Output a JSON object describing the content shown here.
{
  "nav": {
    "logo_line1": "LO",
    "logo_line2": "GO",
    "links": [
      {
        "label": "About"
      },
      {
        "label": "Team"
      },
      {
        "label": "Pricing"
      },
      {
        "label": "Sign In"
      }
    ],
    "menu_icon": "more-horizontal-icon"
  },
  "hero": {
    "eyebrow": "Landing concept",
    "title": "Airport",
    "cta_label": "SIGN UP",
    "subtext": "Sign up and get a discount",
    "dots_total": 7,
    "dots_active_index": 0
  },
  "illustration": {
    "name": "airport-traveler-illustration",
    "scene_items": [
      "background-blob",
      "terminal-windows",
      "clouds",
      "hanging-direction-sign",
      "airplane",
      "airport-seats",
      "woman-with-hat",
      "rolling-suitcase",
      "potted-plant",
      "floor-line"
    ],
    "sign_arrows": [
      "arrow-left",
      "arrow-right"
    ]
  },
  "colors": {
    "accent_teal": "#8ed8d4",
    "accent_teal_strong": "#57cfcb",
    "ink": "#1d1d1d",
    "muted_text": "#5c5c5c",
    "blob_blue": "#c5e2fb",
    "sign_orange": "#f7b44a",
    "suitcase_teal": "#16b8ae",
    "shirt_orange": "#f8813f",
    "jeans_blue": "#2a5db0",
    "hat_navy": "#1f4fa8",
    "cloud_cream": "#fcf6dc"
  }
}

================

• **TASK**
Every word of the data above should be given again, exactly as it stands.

• **ANSWER TO THIS TASK**
Output a JSON object describing the content shown here.
{
  "nav": {
    "logo_line1": "LO",
    "logo_line2": "GO",
    "links": [
      {
        "label": "About"
      },
      {
        "label": "Team"
      },
      {
        "label": "Pricing"
      },
      {
        "label": "Sign In"
      }
    ],
    "menu_icon": "more-horizontal-icon"
  },
  "hero": {
    "eyebrow": "Landing concept",
    "title": "Airport",
    "cta_label": "SIGN UP",
    "subtext": "Sign up and get a discount",
    "dots_total": 7,
    "dots_active_index": 0
  },
  "illustration": {
    "name": "airport-traveler-illustration",
    "scene_items": [
      "background-blob",
      "terminal-windows",
      "clouds",
      "hanging-direction-sign",
      "airplane",
      "airport-seats",
      "woman-with-hat",
      "rolling-suitcase",
      "potted-plant",
      "floor-line"
    ],
    "sign_arrows": [
      "arrow-left",
      "arrow-right"
    ]
  },
  "colors": {
    "accent_teal": "#8ed8d4",
    "accent_teal_strong": "#57cfcb",
    "ink": "#1d1d1d",
    "muted_text": "#5c5c5c",
    "blob_blue": "#c5e2fb",
    "sign_orange": "#f7b44a",
    "suitcase_teal": "#16b8ae",
    "shirt_orange": "#f8813f",
    "jeans_blue": "#2a5db0",
    "hat_navy": "#1f4fa8",
    "cloud_cream": "#fcf6dc"
  }
}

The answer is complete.